In recent months a new word has appeared in the lexicon of biodegradable polymers, ‘Biotransformation’.
A generally accepted definition of the process of Biotransformation is as follows: the chemical modification (or modifications) made by an organism on a chemical compound. If this modification ends in mineral compounds like CO2, NH4+, or H2O, the biotransformation is called mineralisation.
The question is, is this word helpful in describing the process of mineralisation of the low molecular weight, highly oxidised materials generated from a process of oxidation in the natural environment by the action of light and/or heat?
Like most processes to describe it as oxidation is a simplification but it is the initial mode of action which leads to further oxidation, hydrolysis and others reactions of the hydrophilic material via reactive species generated from these reactions.
Biotransformation can only therefore be applied to the mineralisation step of any oxo-biodegradable polymer, when we examine the steps of oxo-biodegradability this perfectly describes the second step of mineralisation, detailed in ASTM6954-18. The first step common with all materials described as oxo-biodegradable is oxidation of the macro polymer allowing the (wide ranging) low molecular weight species to be produced.
Generally, the molecular weight of these materials sit in the ‘wax’ region, but this is too general a term to describe the complex mixture of highly oxidised alcohols, ketones, aldehydes and carboxylic acids which are produced through the reaction with elements found in the natural environment and are readily biodegradable.

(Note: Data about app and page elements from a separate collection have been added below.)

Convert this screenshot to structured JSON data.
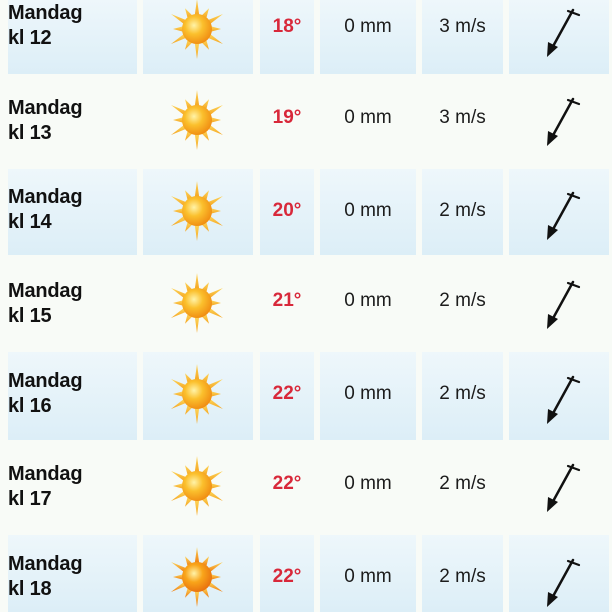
{
  "forecast": {
    "rows": [
      {
        "day": "Mandag",
        "hour": "kl 12",
        "weather_icon": "sun-icon",
        "temperature": "18°",
        "precipitation": "0 mm",
        "wind_speed": "3 m/s",
        "wind_direction_icon": "wind-arrow-icon"
      },
      {
        "day": "Mandag",
        "hour": "kl 13",
        "weather_icon": "sun-icon",
        "temperature": "19°",
        "precipitation": "0 mm",
        "wind_speed": "3 m/s",
        "wind_direction_icon": "wind-arrow-icon"
      },
      {
        "day": "Mandag",
        "hour": "kl 14",
        "weather_icon": "sun-icon",
        "temperature": "20°",
        "precipitation": "0 mm",
        "wind_speed": "2 m/s",
        "wind_direction_icon": "wind-arrow-icon"
      },
      {
        "day": "Mandag",
        "hour": "kl 15",
        "weather_icon": "sun-icon",
        "temperature": "21°",
        "precipitation": "0 mm",
        "wind_speed": "2 m/s",
        "wind_direction_icon": "wind-arrow-icon"
      },
      {
        "day": "Mandag",
        "hour": "kl 16",
        "weather_icon": "sun-icon",
        "temperature": "22°",
        "precipitation": "0 mm",
        "wind_speed": "2 m/s",
        "wind_direction_icon": "wind-arrow-icon"
      },
      {
        "day": "Mandag",
        "hour": "kl 17",
        "weather_icon": "sun-icon",
        "temperature": "22°",
        "precipitation": "0 mm",
        "wind_speed": "2 m/s",
        "wind_direction_icon": "wind-arrow-icon"
      },
      {
        "day": "Mandag",
        "hour": "kl 18",
        "weather_icon": "sun-icon",
        "temperature": "22°",
        "precipitation": "0 mm",
        "wind_speed": "2 m/s",
        "wind_direction_icon": "wind-arrow-icon"
      }
    ]
  },
  "colors": {
    "temperature": "#d8283a",
    "text": "#111111",
    "row_tint_top": "#eef7fb",
    "row_tint_bottom": "#dceef7",
    "sun_core": "#f7a51e",
    "sun_rays": "#f9b233"
  }
}
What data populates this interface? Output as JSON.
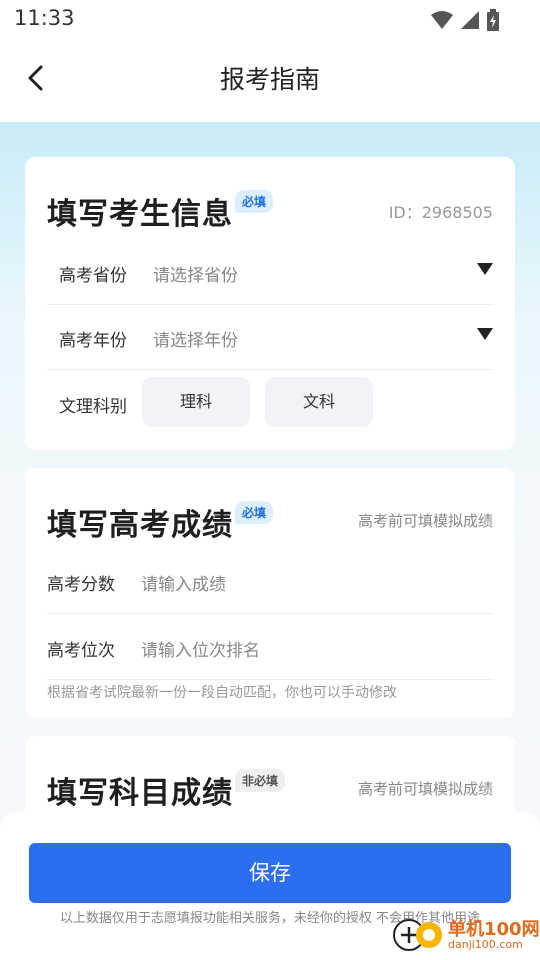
{
  "status": {
    "time": "11:33"
  },
  "header": {
    "title": "报考指南"
  },
  "candidate_info": {
    "title": "填写考生信息",
    "badge": "必填",
    "id_label": "ID：2968505",
    "province": {
      "label": "高考省份",
      "placeholder": "请选择省份"
    },
    "year": {
      "label": "高考年份",
      "placeholder": "请选择年份"
    },
    "stream": {
      "label": "文理科别",
      "options": [
        "理科",
        "文科"
      ]
    }
  },
  "score_info": {
    "title": "填写高考成绩",
    "badge": "必填",
    "hint": "高考前可填模拟成绩",
    "score": {
      "label": "高考分数",
      "placeholder": "请输入成绩"
    },
    "rank": {
      "label": "高考位次",
      "placeholder": "请输入位次排名"
    },
    "note": "根据省考试院最新一份一段自动匹配，你也可以手动修改"
  },
  "subject_info": {
    "title": "填写科目成绩",
    "badge": "非必填",
    "hint": "高考前可填模拟成绩"
  },
  "footer": {
    "save_label": "保存",
    "disclaimer": "以上数据仅用于志愿填报功能相关服务，未经你的授权 不会用作其他用途"
  },
  "watermark": {
    "name": "单机100网",
    "url": "danji100.com"
  },
  "colors": {
    "accent": "#2b6ff0",
    "badge_bg": "#dcefff",
    "watermark": "#e06a1b"
  }
}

Therefore, in our opinion to describe a material as biotransformational in the context of polymers is not as helpful as first thought, more appropriate is to remain with oxo-biodegradable which describes the two-step process more accurately.
No doubt the debate will continue as to the suitability of introducing yet another term into the biodegradable plastics arena.